NEW YORK – NBA Commissioner David Stern emerged from the league offices Wednesday and told reporters it could be a few weeks before a decision is made on the future of the Sacramento Kings. This after the NBA’s combined relocation and finance committee met for almost four hours to discuss the Seattle bid, and the potential counter proposal from a Sacramento group.
Former Sonics owner, and current Thunder owner, Clay Bennett was also in the meeting and described it as a “good” meeting. Peter Holt, who chairs the governing body of the NBA, called the Board of Governors, also said the league was “not even close” to making a decision. He also told reporters expansion has “not off the table” for the league.
There are differing opinions about the Sacramento counter bid, which has been cobbled together over the past few months. Stern answered, “Yes,” in response to a question, about whether he group was willing to put in a down payment for the franchise. Holt, however, said it had not made a payment.
Chris Hansen has submitted a $30 million, non-refundable deposit to the Maloofs for the purchase of the Kings franchise. It has since filed for relocation to Seattle.
A source with knowledge of the negotiations said on Wednesday that the Sacramento bid was “non-binding”, did not include a deposit, and did not match the offer from Hansen. The source also said that the Sacramento group wants the Maloof family to terminate the deal with Hansen before entering into any binding agreement. The source suggested the Maloofs have rejected that request. The same source said the Sacramento group, led by Golden State Warriors owner Vivek Ranadive, was having trouble coming up with the money to solidify their counter bid, and had asked for more time to close the deal.
The combined committee is expected to make a recommendation on the franchise purchase and relocation. Stern said the league owners would wait at least a week to vote after receiving the recommendation.
Meanwhile, Hansen’s real estate consultant Bill Vipond made a statement claiming a major hurdle had been reached for the group. “We’re done,” said Vipond Wednesday after Hansen’s WSA Properties closed Wednesday on the final piece of land needed for a new Arena.
Hansen will buy three lots just east of 1st Avenue South for $9,024,600. They were previously owned by Coast Crane Properties, and Hansen’s team already had an option to buy the land at 1746 & 1760 1st Avenue South. It currently houses ‘Mac’s Smokehouse, and the 1st Avenue Deli. The deal was finalized only after Hansen’s group arranged lease separation terms with the current tenants. The 45,000 square feet involved, would be the southwest corner of Hansen’s proposed Arena development. It is currently under environmental review.
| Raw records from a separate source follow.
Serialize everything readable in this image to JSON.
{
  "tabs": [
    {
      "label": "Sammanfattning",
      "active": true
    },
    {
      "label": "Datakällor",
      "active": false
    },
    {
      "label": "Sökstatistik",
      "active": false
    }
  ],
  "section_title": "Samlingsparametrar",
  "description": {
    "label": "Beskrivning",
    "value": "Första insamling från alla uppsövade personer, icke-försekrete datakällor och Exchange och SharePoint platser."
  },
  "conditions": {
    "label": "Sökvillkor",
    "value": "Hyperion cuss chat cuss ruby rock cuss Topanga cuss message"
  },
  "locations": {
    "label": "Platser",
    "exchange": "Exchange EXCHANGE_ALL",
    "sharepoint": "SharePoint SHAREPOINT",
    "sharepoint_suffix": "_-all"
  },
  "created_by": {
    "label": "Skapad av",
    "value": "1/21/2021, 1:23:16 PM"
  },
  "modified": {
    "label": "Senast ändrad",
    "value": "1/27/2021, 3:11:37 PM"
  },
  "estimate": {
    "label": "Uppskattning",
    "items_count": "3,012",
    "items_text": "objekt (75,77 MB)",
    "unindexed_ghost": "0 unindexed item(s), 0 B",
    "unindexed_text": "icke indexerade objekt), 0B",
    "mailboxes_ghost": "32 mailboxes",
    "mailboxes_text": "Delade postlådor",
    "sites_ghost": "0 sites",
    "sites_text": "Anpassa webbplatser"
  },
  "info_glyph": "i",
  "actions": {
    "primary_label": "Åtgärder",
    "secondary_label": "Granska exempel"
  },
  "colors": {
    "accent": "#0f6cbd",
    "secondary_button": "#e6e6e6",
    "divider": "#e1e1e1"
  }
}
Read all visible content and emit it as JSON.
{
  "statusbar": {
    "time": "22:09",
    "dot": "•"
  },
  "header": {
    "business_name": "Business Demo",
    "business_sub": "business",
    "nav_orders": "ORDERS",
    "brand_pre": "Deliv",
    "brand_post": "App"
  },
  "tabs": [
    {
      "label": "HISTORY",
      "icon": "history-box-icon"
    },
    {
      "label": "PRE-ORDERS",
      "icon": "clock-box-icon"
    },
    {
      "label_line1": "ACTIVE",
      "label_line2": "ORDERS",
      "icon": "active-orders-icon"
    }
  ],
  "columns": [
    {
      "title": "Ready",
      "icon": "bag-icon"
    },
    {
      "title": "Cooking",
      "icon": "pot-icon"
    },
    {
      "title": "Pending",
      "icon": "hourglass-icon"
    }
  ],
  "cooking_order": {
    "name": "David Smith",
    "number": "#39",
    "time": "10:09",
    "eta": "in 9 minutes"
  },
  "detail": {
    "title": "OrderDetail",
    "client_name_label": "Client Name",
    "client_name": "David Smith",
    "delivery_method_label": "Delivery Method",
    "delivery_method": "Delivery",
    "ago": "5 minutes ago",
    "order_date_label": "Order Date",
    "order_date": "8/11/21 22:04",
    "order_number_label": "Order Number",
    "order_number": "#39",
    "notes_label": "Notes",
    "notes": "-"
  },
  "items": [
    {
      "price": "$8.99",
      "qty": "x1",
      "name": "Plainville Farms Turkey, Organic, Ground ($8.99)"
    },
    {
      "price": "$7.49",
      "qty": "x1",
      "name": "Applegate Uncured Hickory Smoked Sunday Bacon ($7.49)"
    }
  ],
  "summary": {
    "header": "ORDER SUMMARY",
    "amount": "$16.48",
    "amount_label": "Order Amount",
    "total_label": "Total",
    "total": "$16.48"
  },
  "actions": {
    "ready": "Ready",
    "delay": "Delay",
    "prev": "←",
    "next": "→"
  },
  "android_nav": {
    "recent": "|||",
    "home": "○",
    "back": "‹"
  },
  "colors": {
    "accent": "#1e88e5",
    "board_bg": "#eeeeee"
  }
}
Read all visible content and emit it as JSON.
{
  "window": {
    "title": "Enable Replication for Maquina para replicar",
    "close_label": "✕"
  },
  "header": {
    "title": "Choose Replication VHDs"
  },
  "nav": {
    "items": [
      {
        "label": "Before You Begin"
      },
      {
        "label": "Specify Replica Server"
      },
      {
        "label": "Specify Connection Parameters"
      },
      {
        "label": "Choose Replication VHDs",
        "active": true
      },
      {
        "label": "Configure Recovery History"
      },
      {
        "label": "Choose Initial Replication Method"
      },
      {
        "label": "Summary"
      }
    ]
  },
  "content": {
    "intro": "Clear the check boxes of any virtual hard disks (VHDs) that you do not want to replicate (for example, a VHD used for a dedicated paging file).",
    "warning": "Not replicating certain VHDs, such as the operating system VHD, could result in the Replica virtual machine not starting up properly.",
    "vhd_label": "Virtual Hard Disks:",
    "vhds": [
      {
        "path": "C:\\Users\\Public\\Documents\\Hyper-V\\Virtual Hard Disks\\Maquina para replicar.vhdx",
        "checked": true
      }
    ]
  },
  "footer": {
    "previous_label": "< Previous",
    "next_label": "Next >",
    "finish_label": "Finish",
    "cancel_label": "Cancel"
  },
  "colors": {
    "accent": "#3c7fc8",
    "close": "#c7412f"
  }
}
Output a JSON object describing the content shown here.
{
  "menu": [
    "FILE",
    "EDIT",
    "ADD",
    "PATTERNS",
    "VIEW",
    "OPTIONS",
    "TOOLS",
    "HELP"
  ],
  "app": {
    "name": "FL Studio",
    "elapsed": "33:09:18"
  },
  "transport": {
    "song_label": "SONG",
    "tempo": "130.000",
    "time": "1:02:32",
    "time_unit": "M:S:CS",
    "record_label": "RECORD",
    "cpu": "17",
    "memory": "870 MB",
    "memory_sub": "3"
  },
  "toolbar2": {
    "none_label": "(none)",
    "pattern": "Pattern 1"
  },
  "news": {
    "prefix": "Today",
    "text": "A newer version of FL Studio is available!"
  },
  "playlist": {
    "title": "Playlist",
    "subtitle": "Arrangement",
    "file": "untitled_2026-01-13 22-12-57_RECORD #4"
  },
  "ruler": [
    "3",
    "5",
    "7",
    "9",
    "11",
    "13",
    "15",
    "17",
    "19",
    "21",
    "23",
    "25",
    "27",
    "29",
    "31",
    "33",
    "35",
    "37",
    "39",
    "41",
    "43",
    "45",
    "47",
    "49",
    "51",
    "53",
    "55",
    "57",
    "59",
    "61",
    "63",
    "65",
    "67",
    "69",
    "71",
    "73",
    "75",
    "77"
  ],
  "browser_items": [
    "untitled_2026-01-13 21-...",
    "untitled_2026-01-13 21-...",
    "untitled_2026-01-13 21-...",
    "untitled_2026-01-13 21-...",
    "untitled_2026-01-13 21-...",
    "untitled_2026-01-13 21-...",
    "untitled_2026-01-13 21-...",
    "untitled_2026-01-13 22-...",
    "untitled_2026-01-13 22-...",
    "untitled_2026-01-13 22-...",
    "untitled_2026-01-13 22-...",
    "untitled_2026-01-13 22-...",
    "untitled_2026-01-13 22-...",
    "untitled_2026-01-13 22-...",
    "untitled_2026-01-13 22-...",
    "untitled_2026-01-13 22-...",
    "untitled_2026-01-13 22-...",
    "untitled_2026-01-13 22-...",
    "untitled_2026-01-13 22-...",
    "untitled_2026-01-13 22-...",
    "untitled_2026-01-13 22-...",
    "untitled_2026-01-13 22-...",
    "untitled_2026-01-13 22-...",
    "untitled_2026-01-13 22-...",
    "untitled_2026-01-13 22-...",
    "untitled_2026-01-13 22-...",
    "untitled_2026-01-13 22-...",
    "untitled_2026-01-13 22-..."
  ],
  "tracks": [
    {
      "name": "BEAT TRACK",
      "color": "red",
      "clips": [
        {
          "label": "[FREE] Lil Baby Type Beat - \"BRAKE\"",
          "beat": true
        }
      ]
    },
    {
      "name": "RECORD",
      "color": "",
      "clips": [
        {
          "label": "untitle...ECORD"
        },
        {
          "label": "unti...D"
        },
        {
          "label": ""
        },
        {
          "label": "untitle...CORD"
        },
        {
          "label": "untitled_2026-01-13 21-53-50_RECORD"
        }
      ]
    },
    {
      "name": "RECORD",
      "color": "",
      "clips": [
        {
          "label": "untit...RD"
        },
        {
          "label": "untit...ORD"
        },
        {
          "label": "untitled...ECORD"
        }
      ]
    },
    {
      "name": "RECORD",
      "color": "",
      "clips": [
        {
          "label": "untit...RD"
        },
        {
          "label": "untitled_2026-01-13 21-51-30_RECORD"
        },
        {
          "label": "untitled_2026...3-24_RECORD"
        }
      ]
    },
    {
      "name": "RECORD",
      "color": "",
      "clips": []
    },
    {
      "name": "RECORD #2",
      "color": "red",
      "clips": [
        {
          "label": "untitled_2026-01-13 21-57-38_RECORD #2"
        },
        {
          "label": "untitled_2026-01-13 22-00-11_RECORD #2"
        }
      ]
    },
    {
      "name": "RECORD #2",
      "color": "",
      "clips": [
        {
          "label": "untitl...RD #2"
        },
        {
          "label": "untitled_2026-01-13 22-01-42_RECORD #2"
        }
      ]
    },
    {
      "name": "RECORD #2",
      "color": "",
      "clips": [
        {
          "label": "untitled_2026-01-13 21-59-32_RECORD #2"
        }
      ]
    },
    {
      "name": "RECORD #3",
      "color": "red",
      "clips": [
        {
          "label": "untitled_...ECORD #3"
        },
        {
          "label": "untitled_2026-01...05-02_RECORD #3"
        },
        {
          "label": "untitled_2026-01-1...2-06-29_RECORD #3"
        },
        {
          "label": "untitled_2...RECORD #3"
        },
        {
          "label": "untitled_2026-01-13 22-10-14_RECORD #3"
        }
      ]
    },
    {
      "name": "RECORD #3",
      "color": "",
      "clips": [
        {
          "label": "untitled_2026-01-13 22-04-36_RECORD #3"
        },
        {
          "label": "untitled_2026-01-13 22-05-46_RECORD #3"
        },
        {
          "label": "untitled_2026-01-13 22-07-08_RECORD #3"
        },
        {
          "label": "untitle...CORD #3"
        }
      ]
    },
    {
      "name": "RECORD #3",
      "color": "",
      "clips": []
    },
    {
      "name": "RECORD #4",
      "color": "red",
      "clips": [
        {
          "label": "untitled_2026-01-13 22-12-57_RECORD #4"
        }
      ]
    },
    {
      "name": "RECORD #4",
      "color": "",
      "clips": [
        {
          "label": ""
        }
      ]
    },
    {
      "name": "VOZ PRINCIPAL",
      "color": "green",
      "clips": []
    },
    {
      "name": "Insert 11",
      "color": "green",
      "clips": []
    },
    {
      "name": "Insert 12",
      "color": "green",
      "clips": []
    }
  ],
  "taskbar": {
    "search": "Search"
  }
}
It means Hansen will have acquired more than $65 million in land for his arena project. Hansen’s real estate consultant Bill Vipond says the soft costs, including legal fees, will push the price between $70 to $80 million.
“It’s been two and half years of work. We’re done. We own everything we need to own.” said Vipond. Hansen’s team believes this also sends a message to the NBA, which is deliberating the next few days over the Seattle Arena plan, Hansen’s bid for the Kings franchise, and a counter bid from Sacramento.
Vipond says all the land was paid for with cash, and is not financed. He says there is not one bank loan involved.
“That’s commitment,” he said.
A source close to the ongoing negotiations with the NBA says Hansen has argued Sacramento cannot compete with his level of investment, and land acquisition. Hansen has a purchase agreement for 65% of the Kings franchise, at a cost of $341 million. The team would be valued at $525 million. He recently agreed to raise the valuation to $550 million. The deal needs league approval. Hansen’s group separately also will purchase 7% of the franchise, pending league approval, at a cost of $15.1 million. A Sacramento investor failed to match the bid for the share, which was part of a California Bankruptcy proceeding.
Sacramento County Assessor records still show multiple owners for the parcels listed in the designated Sacramento Arena location. It’s unclear, based on records, whether all the needed land has been formally acquired by the same person or group.